# Records for this task
......

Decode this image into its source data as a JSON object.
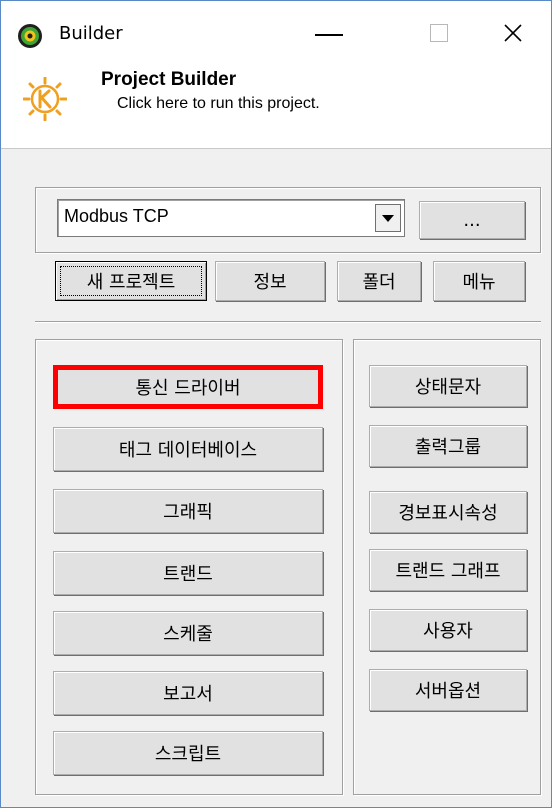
{
  "window": {
    "title": "Builder",
    "close_glyph": "✕",
    "icons": {
      "app": "green-gear-icon",
      "logo": "k-sun-logo-icon"
    }
  },
  "header": {
    "title": "Project Builder",
    "subtitle": "Click here to run this project."
  },
  "project_select": {
    "value": "Modbus TCP",
    "browse_label": "..."
  },
  "top_buttons": {
    "new_project": "새 프로젝트",
    "info": "정보",
    "folder": "폴더",
    "menu": "메뉴"
  },
  "left_buttons": [
    "통신 드라이버",
    "태그 데이터베이스",
    "그래픽",
    "트랜드",
    "스케줄",
    "보고서",
    "스크립트"
  ],
  "right_buttons": [
    "상태문자",
    "출력그룹",
    "경보표시속성",
    "트랜드 그래프",
    "사용자",
    "서버옵션"
  ],
  "colors": {
    "highlight": "#ff0000",
    "button_face": "#e1e1e1",
    "window_bg": "#f0f0f0"
  }
}
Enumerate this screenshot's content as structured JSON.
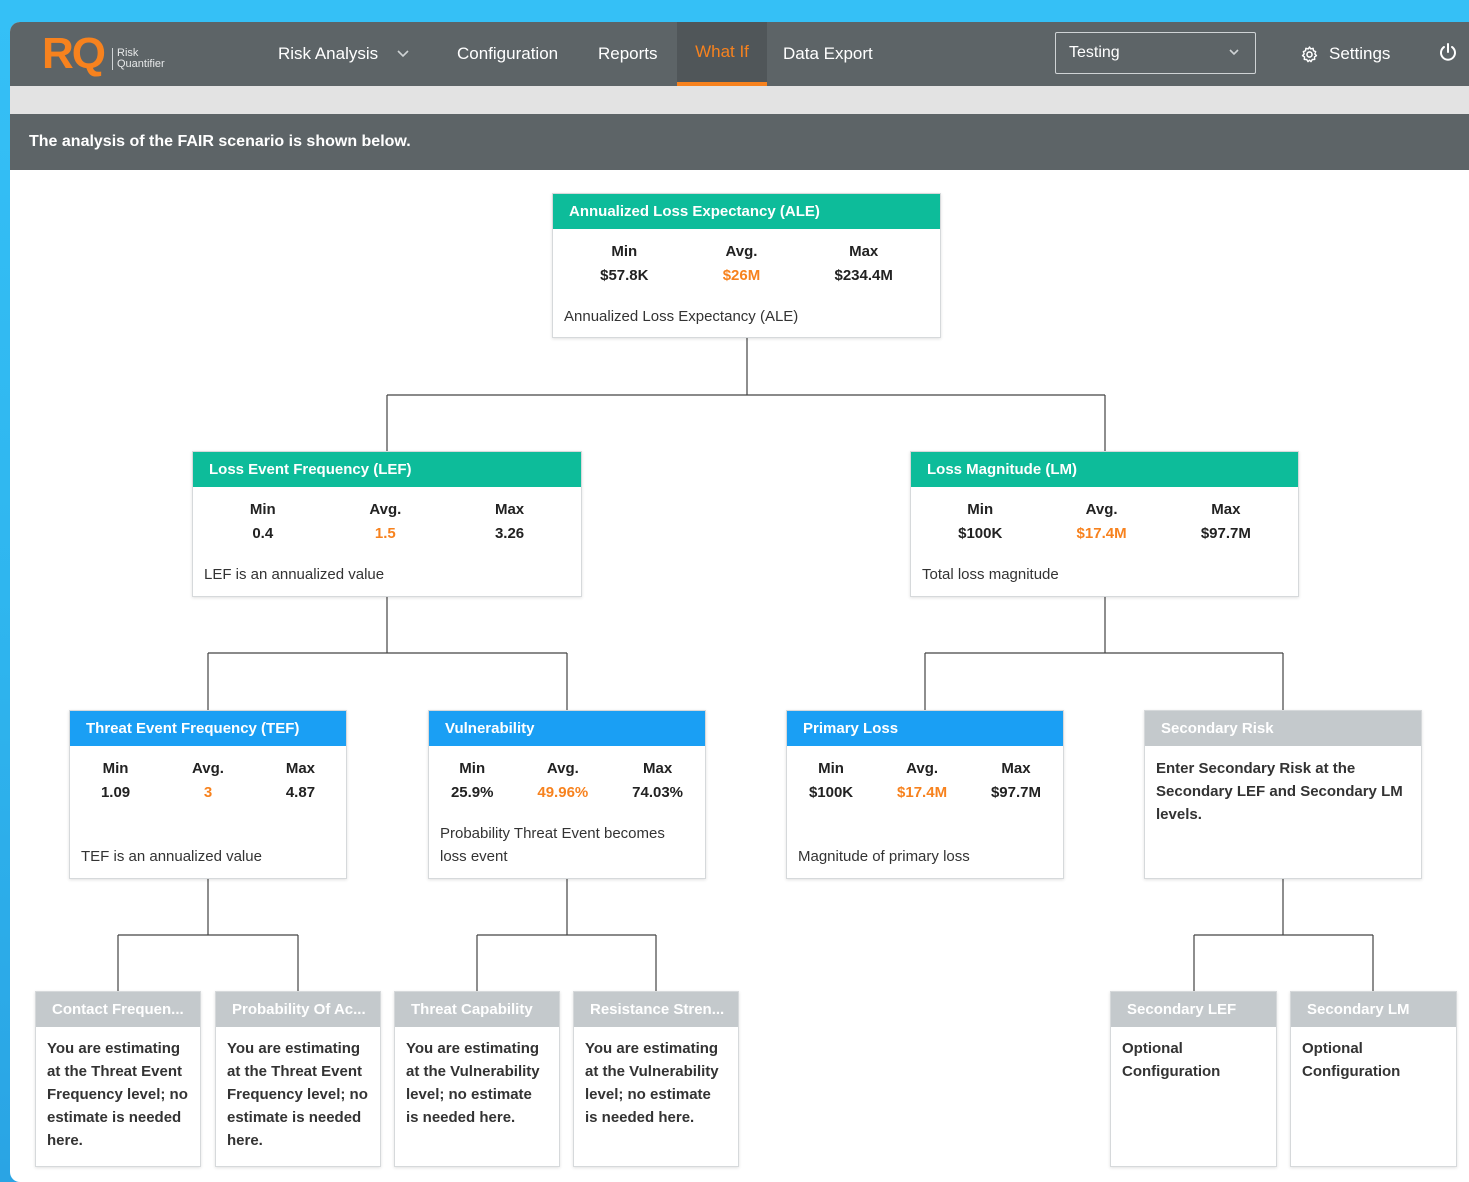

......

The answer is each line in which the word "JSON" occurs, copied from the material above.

# Worked solution
Decode this image into its source data as a JSON object.
Enumerate this screenshot's content as structured JSON.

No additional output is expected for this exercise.